Many of us are aware that eating slowly is a good idea. It gives our stomach that chance to ‘catch up’ and recognise that it is full, and can help avoid overeating. But did you also realise that you can eat slowly to burn more energy during digestion?
Eating slowly burns more energy during digestion
The discovery that eating slowly can increase the amount of energy burnt through digestion was a bit of a lightbulb moment to help me slow my eating pace (a bit).
Not only has eating slowly been shown to benefit weight loss (or maintenance), it can also increase the thermic effect of food (TEF). When you eat food, some of the energy that it contains is used to digest and absorb it.
This means that your body burns more energy while digesting the food you are eating. Foods with plenty of protein have a higher thermic effect of food and are harder to digest, meaning that your body has to put more effort into breaking it down.
How quickly are you eating?
We’ve all been there where we started snacking on something mindlessly and before we realised it the whole packet is gone.
Ignorance is bliss… but it can be seriously underminding us.
By eating rapidly and mindlessly we are more likely to eat more than we planned (or wanted to) which could be subtly hindering us from achieving our nutrition and body composition goals.
This is where practicing intentional and mindful eating can help.
What can you do to eat more slowly?
I am yet to perfect the eating slowly approach, but I am working on it every day. Here are 5 tips to help us all to eat more slowly:
Remove distractions. Try not to eat on the move or while there are distractions like TV around you. Focus on enjoying the moment and what you are eating and practice mindfulness with your food.
Put the fork down. Putting the cutlery down between bites can prompt you to be more mindful, focus on chewing each mouthful and speak with others you share your meals with.
Have a (two-sided) conversation. Don’t let others steal all the conversation during a meal. Take intentional pauses between mouthfuls to continue your dinner table conversations and slow down your eating.
Chew more! Digestion starts in the mouth. You could try aiming for a minimum number of chews before swallowing each mouthful. Chew each mouthful well and swallow well before you reach for your fork again.
Eat with slow eaters. It’s common to change your eating speed to match those around you. If you have a friend who always seems to finish their meal 20 minutes behind you, try eating with them regularly. Their slower eating pace could influence you in slowing down your own eating pace.
Do you have other tips for how to eat slower and more mindfully? Share them in the comments below!

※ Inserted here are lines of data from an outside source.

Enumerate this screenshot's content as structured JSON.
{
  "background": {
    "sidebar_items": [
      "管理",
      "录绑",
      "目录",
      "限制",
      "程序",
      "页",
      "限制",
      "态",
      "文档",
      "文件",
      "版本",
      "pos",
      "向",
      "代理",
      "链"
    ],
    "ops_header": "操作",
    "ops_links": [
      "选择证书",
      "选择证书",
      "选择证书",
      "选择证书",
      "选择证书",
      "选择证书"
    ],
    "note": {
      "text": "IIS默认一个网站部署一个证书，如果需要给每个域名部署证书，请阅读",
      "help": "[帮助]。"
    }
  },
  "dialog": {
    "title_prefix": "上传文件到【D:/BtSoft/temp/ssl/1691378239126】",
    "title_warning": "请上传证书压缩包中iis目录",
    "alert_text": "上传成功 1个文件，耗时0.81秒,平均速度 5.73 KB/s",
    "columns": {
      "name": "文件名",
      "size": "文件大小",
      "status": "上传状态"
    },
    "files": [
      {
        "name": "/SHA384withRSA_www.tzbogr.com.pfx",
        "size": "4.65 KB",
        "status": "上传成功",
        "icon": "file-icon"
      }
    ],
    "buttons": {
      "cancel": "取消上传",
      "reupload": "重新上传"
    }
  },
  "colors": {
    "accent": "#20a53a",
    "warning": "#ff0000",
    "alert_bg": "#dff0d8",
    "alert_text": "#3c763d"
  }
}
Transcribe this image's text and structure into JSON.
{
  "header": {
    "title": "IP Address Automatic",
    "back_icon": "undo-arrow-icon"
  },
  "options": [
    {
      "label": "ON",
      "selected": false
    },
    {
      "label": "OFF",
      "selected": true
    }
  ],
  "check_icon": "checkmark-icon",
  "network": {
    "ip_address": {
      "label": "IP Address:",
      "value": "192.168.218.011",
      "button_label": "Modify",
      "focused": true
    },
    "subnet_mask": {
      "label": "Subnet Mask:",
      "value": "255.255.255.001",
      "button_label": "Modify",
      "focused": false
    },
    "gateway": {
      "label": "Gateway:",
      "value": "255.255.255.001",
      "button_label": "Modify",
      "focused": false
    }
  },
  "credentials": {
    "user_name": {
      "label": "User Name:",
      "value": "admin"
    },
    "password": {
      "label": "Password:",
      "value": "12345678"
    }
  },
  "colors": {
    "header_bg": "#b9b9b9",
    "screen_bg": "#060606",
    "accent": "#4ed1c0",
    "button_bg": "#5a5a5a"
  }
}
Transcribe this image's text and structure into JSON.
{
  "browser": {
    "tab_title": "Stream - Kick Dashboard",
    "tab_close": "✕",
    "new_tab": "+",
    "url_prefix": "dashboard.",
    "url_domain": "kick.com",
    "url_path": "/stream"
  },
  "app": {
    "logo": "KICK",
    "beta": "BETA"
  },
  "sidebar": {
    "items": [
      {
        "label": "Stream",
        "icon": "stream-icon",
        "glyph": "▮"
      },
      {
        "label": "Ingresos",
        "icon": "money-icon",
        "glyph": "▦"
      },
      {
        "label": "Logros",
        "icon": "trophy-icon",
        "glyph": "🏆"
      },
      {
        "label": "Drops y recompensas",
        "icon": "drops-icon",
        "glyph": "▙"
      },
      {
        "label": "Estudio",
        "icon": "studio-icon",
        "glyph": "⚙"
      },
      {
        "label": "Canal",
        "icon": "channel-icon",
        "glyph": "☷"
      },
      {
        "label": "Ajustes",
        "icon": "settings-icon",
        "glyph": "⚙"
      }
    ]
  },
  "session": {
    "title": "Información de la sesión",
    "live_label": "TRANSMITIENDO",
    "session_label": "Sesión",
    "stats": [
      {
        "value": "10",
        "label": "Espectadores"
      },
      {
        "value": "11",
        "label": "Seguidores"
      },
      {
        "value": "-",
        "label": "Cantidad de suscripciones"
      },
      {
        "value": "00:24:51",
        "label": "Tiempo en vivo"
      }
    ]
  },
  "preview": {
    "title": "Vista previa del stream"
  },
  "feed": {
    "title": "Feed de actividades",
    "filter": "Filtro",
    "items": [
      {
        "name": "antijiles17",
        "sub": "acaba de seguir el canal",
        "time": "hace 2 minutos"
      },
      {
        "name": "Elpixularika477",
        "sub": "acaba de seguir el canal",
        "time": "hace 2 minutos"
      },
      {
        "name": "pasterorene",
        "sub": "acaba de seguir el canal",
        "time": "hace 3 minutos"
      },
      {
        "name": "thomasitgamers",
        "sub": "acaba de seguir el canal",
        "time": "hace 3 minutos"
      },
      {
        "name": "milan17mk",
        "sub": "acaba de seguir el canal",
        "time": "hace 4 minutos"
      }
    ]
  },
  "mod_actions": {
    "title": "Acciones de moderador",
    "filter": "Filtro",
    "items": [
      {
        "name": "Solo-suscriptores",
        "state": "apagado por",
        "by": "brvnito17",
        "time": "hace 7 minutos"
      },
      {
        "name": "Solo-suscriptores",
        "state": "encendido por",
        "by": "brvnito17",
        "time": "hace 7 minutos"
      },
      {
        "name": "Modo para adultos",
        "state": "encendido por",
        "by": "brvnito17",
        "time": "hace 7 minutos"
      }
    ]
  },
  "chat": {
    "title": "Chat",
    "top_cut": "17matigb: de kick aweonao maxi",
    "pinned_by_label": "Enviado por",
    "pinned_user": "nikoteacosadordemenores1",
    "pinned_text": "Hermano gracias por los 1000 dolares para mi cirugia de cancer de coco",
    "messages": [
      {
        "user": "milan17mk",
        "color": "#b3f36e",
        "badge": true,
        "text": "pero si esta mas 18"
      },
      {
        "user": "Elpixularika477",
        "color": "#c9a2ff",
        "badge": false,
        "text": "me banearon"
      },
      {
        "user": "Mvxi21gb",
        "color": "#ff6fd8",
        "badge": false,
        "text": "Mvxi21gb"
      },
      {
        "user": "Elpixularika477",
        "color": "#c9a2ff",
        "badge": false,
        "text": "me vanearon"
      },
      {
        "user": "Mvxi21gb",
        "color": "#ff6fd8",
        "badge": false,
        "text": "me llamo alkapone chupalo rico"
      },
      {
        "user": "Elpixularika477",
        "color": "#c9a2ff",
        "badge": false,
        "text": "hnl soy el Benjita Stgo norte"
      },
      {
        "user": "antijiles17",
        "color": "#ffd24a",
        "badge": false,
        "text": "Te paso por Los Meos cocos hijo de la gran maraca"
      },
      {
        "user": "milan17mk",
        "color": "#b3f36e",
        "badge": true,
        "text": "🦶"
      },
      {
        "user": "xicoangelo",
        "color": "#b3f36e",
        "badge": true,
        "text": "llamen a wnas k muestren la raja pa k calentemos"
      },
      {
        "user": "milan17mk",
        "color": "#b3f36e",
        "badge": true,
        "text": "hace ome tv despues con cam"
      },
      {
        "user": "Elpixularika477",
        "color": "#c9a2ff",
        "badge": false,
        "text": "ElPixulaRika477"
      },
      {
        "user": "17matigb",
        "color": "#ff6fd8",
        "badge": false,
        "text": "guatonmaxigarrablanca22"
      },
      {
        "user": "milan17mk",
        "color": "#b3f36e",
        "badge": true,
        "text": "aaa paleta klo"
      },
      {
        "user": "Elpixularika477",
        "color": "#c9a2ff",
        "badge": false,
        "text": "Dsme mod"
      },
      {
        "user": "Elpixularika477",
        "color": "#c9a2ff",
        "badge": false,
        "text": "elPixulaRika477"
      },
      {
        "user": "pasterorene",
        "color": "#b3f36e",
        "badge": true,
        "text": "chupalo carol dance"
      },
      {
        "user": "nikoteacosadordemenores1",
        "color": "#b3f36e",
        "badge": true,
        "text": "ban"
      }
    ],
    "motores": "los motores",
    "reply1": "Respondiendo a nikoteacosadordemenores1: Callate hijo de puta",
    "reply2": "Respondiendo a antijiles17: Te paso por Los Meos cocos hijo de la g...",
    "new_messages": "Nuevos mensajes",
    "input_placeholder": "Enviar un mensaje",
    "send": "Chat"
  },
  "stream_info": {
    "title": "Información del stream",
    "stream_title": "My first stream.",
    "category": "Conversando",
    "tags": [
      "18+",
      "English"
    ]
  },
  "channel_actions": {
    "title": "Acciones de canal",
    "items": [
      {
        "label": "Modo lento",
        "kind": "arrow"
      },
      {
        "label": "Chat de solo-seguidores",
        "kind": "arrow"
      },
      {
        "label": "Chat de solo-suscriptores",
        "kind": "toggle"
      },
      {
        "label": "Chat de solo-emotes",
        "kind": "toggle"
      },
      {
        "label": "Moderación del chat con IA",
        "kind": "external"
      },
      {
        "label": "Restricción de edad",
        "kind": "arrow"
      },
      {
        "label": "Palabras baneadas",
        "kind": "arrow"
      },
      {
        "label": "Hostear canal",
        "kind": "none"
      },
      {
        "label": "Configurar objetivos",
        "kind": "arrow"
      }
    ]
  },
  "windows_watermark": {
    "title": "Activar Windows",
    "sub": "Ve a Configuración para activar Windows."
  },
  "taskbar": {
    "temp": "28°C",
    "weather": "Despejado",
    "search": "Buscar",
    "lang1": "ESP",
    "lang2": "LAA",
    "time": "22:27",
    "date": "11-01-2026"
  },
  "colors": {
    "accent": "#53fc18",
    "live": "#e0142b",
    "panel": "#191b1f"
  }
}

- Zhu Y, Hollis JH. R (2015) Relationship between chewing behavior and body weight status in fully dentate healthy adults. International Journal of Food Sciences and Nutrition. 66(2)135-139
- Toyama, K et al (2015) The effect of fast eating on the thermic effect of food in young Japanese women. International Journal of Food Sciences and Nutrition. 66(2) 140-147
- Robinson E, et al (2014) A systematic review and meta-analysis examining the effect of eating rate on energy intake and hunger. Am J. Clin Nutr.